I'd won some minor lotteries in the past - an early chance at a kick-ass dorm my junior year of college, the opportunity to go first in a game of Jenga - but this one was the most valuable one by far. There's a funny moment, just before a name is called in something like this - where you're hoping you'll win, almost positive you won't, but at the same time, you secretly can't see how the universe would reward anyone else besides you, based on everything you know you deserve. At least, that's how it goes in my head.

The host reads and mispronounces my incredibly easy to pronounce last name (two e's make a different sound than one people, why do so many of you abandon that rule so quickly?), and following that error in judgment, I quickly and unnecessarily sprang to my feet and started approaching the stage (we were warned beforehand that we had 3 repetitions of our name to claim our prize or else it'd go to another person, though I merely had to raise my hand), realize my error and then sat back down, attempting to keep my shit-eating grin as minimized as possible. To counteract the amazing feeling of getting something no one else was getting, I ruminated for a minute thinking about the next dozen better lotteries I'd play that I now of course wouldn't be winning.

Finally after the presentation was over, several local Hawaiian women in mu'umu'us* came around and went to each table to assist all the couples with their package decisions. I say couples here because this is a key component to the story: by and large, with the exception of a woman and her elderly mother, Etkin and I were the only non-male-female, non-married, under-40-years-old pairing. I may have also been the only darker skinned non-Hawaiian there, but that's such a common occurrence in my daily life - both in and out of vacation-related presentations - that I barely notice it anymore.

Had the coming interaction not occurred, this of course would be a minor detail: something Etkin nudges and points out to me (which he did) before we settle our business and scram. But alas, fate had more in store for us that day. And it started with the promise of savings:

"Would you two like to save $100 on one of your tours?"

Looking at the $175 price tag alone just to swim with the dolphins, Etkin and I knew the answer right away:

"Tell us more..."

The $100 was an offer on the table for anyone willing to sit through a timeshare presentation for 2 hours. Etkin quickly did the math, and rationalized that it was if we were opting to work for $50 an hour during our vacation, tax free.

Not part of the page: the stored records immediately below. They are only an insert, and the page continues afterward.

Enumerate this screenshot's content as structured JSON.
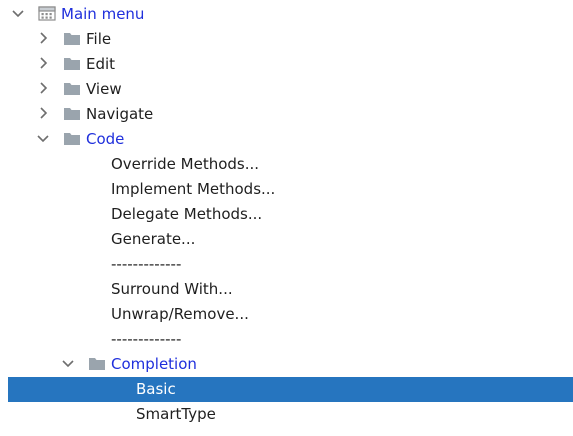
{
  "tree": {
    "root": {
      "label": "Main menu"
    },
    "groups": [
      {
        "label": "File"
      },
      {
        "label": "Edit"
      },
      {
        "label": "View"
      },
      {
        "label": "Navigate"
      },
      {
        "label": "Code"
      }
    ],
    "code_items": [
      "Override Methods...",
      "Implement Methods...",
      "Delegate Methods...",
      "Generate...",
      "-------------",
      "Surround With...",
      "Unwrap/Remove...",
      "-------------"
    ],
    "completion": {
      "label": "Completion"
    },
    "completion_items": [
      "Basic",
      "SmartType"
    ]
  },
  "selected_item": "Basic",
  "colors": {
    "selection_bg": "#2675bf",
    "link_text": "#1f2fdc",
    "text": "#1f1f1f",
    "folder": "#9aa4ad"
  }
}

The agent asked if we made the appropriate salary ($75,000 combined), and technically we did, but this led to an awkward question, and the beginning of a lie that would quickly snowball out of control. Well, no, that's not true. Let me not exaggerate the situation. The lie certainly snowballed, but I'd like to think it never grew larger than the size of a small boulder. Difficult to maintain, but certainly not impossible. It might knock you out if it hit you with enough force, but you know, you'd live.

She asked if we were a couple, and we quickly decided to say we lived together as roommates but we weren't a gay couple - a white lie that we figured would still qualify us. I could see by the look in her eyes that our situation it wasn't necessarily a dealbreaker. She checked with someone more in the know, and came back and told us "it should be fine." You guys can tell where this is going.



--Next time: A Deal With The Time Share Devil-- 
(Actually a really good deal, when you think about it!)


*pronounced: "moo-oo-moo-oo", we were told emphatically, along with: "MUMU'S are what comes from cows," though I'd argue that end-phrase was already taken by milk, meat, and a large amount of the world's methane.